Start of Record extracts

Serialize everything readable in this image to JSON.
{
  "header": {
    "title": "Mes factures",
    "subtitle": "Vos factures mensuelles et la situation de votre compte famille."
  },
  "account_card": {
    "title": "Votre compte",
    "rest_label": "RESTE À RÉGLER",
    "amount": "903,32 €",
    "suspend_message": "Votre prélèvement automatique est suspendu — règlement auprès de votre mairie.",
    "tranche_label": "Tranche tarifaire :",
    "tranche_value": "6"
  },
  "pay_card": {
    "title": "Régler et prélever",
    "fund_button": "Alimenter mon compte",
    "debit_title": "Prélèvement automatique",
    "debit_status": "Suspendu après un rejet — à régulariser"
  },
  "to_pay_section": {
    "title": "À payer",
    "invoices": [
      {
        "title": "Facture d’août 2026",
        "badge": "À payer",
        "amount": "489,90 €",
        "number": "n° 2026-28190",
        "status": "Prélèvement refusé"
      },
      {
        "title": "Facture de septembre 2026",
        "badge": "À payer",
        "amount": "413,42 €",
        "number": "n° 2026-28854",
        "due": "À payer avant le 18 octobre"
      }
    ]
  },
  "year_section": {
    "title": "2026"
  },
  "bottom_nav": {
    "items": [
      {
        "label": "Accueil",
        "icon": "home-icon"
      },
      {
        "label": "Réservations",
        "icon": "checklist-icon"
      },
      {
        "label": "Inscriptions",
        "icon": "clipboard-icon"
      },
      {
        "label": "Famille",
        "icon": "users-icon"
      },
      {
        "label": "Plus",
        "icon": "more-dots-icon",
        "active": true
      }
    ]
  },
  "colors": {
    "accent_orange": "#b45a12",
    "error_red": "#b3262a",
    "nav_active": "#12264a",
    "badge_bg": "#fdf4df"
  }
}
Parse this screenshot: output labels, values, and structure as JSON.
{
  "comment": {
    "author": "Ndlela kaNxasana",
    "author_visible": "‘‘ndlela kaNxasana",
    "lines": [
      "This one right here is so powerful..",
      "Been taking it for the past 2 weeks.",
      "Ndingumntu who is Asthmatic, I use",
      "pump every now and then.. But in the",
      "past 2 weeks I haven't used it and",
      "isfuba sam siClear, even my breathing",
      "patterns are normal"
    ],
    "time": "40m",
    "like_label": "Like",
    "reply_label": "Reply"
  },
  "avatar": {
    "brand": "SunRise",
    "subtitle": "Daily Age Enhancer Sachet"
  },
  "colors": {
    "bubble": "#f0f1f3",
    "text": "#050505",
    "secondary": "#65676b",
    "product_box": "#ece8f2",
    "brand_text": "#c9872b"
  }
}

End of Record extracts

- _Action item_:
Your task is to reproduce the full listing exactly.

- _Response for this exercise_:
Serialize everything readable in this image to JSON.
{
  "header": {
    "title": "Mes factures",
    "subtitle": "Vos factures mensuelles et la situation de votre compte famille."
  },
  "account_card": {
    "title": "Votre compte",
    "rest_label": "RESTE À RÉGLER",
    "amount": "903,32 €",
    "suspend_message": "Votre prélèvement automatique est suspendu — règlement auprès de votre mairie.",
    "tranche_label": "Tranche tarifaire :",
    "tranche_value": "6"
  },
  "pay_card": {
    "title": "Régler et prélever",
    "fund_button": "Alimenter mon compte",
    "debit_title": "Prélèvement automatique",
    "debit_status": "Suspendu après un rejet — à régulariser"
  },
  "to_pay_section": {
    "title": "À payer",
    "invoices": [
      {
        "title": "Facture d’août 2026",
        "badge": "À payer",
        "amount": "489,90 €",
        "number": "n° 2026-28190",
        "status": "Prélèvement refusé"
      },
      {
        "title": "Facture de septembre 2026",
        "badge": "À payer",
        "amount": "413,42 €",
        "number": "n° 2026-28854",
        "due": "À payer avant le 18 octobre"
      }
    ]
  },
  "year_section": {
    "title": "2026"
  },
  "bottom_nav": {
    "items": [
      {
        "label": "Accueil",
        "icon": "home-icon"
      },
      {
        "label": "Réservations",
        "icon": "checklist-icon"
      },
      {
        "label": "Inscriptions",
        "icon": "clipboard-icon"
      },
      {
        "label": "Famille",
        "icon": "users-icon"
      },
      {
        "label": "Plus",
        "icon": "more-dots-icon",
        "active": true
      }
    ]
  },
  "colors": {
    "accent_orange": "#b45a12",
    "error_red": "#b3262a",
    "nav_active": "#12264a",
    "badge_bg": "#fdf4df"
  }
}
Parse this screenshot: output labels, values, and structure as JSON.
{
  "comment": {
    "author": "Ndlela kaNxasana",
    "author_visible": "‘‘ndlela kaNxasana",
    "lines": [
      "This one right here is so powerful..",
      "Been taking it for the past 2 weeks.",
      "Ndingumntu who is Asthmatic, I use",
      "pump every now and then.. But in the",
      "past 2 weeks I haven't used it and",
      "isfuba sam siClear, even my breathing",
      "patterns are normal"
    ],
    "time": "40m",
    "like_label": "Like",
    "reply_label": "Reply"
  },
  "avatar": {
    "brand": "SunRise",
    "subtitle": "Daily Age Enhancer Sachet"
  },
  "colors": {
    "bubble": "#f0f1f3",
    "text": "#050505",
    "secondary": "#65676b",
    "product_box": "#ece8f2",
    "brand_text": "#c9872b"
  }
}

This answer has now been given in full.